The single wing formation in football was developed by legendary coach Pop Warner in the early 1900s. The goal of the single wing was to give star player Jim Thorpe more control over the field, as the single wing provides blocking, running, and passing benefits.
The first thing to understand about the single wing is that positions were not as defined as they are in today's game_the quarterback rarely received the snap in a single wing, for example. Instead, he was lined up behind the first tackle on the strong side, while the tailback or fullback took the snap from the center.
The single wing is based around an unbalanced offensive line that very clearly defines a strong and weak side of the formation. This includes one guard, two tackles, an end, and a wingback on the strong side and a guard and end on the weak side.
The single wing was popular from its inception in the early 1900s all the way through the 1940s and 50s. It relied on blocking patterns to open up angles for the ball-carrier, whether that be the tailback, fullback, quarterback, or wingback. It also gave the tailback more passing options than the T formation, which was popular at the time.

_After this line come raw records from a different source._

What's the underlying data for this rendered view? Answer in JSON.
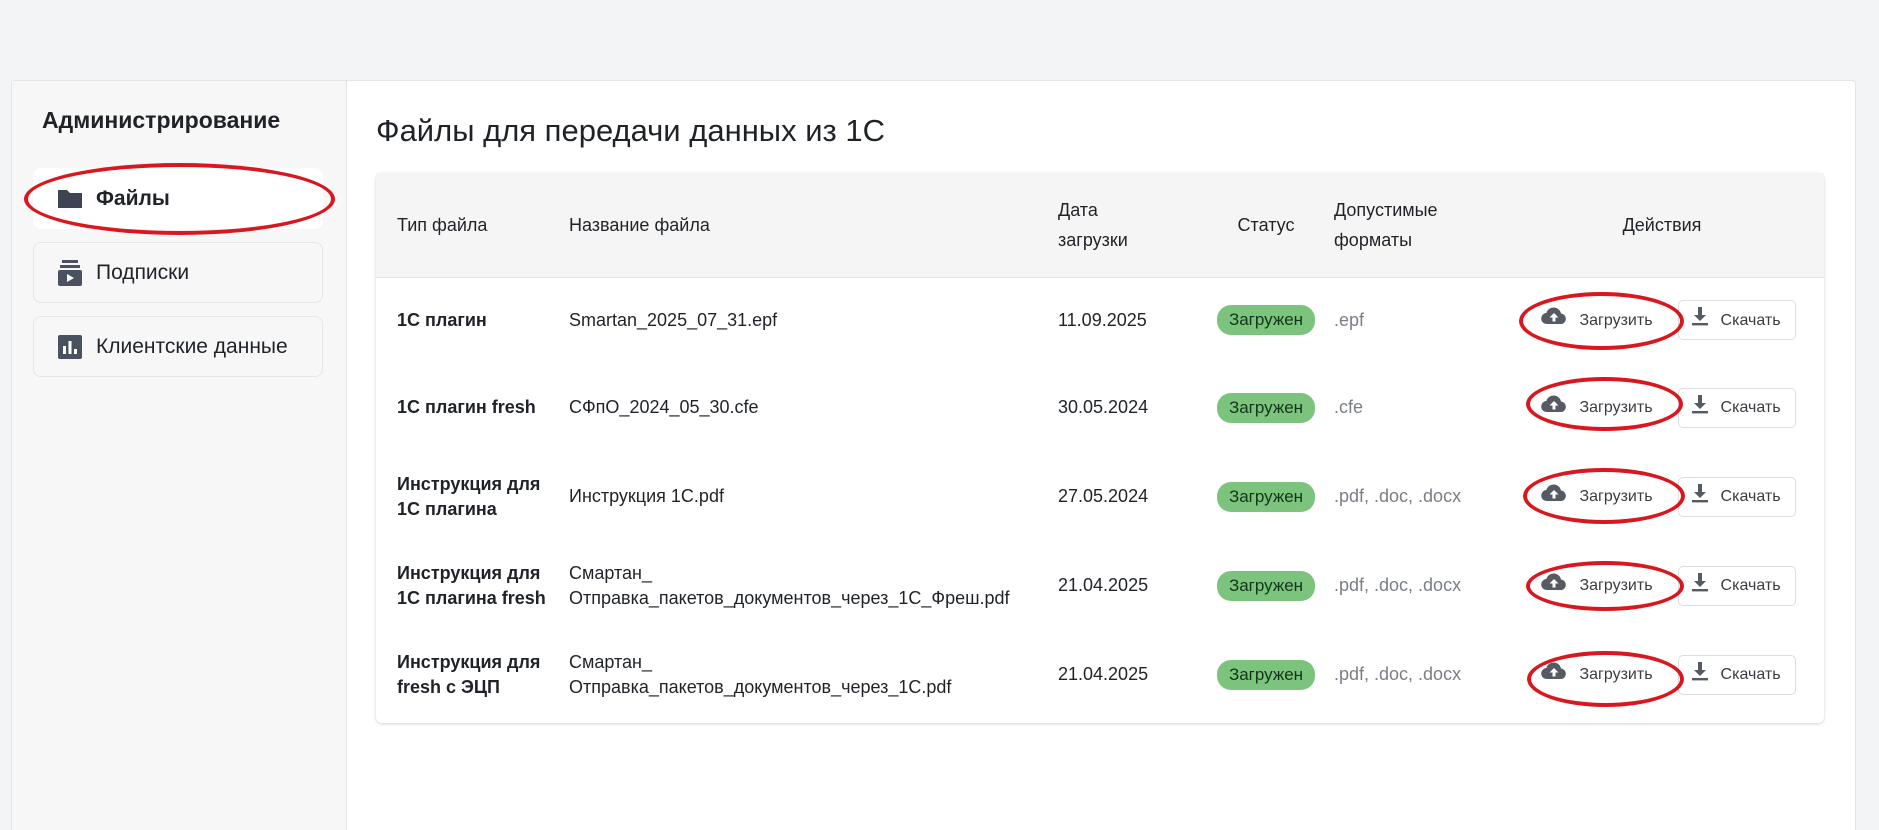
{
  "sidebar": {
    "title": "Администрирование",
    "items": [
      {
        "label": "Файлы",
        "icon": "folder-icon",
        "active": true
      },
      {
        "label": "Подписки",
        "icon": "subscriptions-icon",
        "active": false
      },
      {
        "label": "Клиентские данные",
        "icon": "bar-chart-icon",
        "active": false
      }
    ]
  },
  "main": {
    "title": "Файлы для передачи данных из 1С",
    "table": {
      "headers": {
        "type": "Тип файла",
        "name": "Название файла",
        "date_line1": "Дата",
        "date_line2": "загрузки",
        "status": "Статус",
        "formats_line1": "Допустимые",
        "formats_line2": "форматы",
        "actions": "Действия"
      },
      "rows": [
        {
          "type_l1": "1С плагин",
          "type_l2": "",
          "name_l1": "Smartan_2025_07_31.epf",
          "name_l2": "",
          "date": "11.09.2025",
          "status": "Загружен",
          "formats": ".epf"
        },
        {
          "type_l1": "1С плагин fresh",
          "type_l2": "",
          "name_l1": "СФпО_2024_05_30.cfe",
          "name_l2": "",
          "date": "30.05.2024",
          "status": "Загружен",
          "formats": ".cfe"
        },
        {
          "type_l1": "Инструкция для",
          "type_l2": "1С плагина",
          "name_l1": "Инструкция 1С.pdf",
          "name_l2": "",
          "date": "27.05.2024",
          "status": "Загружен",
          "formats": ".pdf, .doc, .docx"
        },
        {
          "type_l1": "Инструкция для",
          "type_l2": "1С плагина fresh",
          "name_l1": "Смартан_",
          "name_l2": "Отправка_пакетов_документов_через_1С_Фреш.pdf",
          "date": "21.04.2025",
          "status": "Загружен",
          "formats": ".pdf, .doc, .docx"
        },
        {
          "type_l1": "Инструкция для",
          "type_l2": "fresh с ЭЦП",
          "name_l1": "Смартан_",
          "name_l2": "Отправка_пакетов_документов_через_1С.pdf",
          "date": "21.04.2025",
          "status": "Загружен",
          "formats": ".pdf, .doc, .docx"
        }
      ],
      "upload_label": "Загрузить",
      "download_label": "Скачать"
    }
  },
  "colors": {
    "status_badge": "#7cc47e",
    "annotation_ring": "#d9171e"
  }
}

Much of the offensive strategy of the time involved physically overpowering the opposing defense. The single wing was the first of its kind in that it was built to confuse the defense, putting players in motion and using misdirections and fakes to conceal plays as they developed.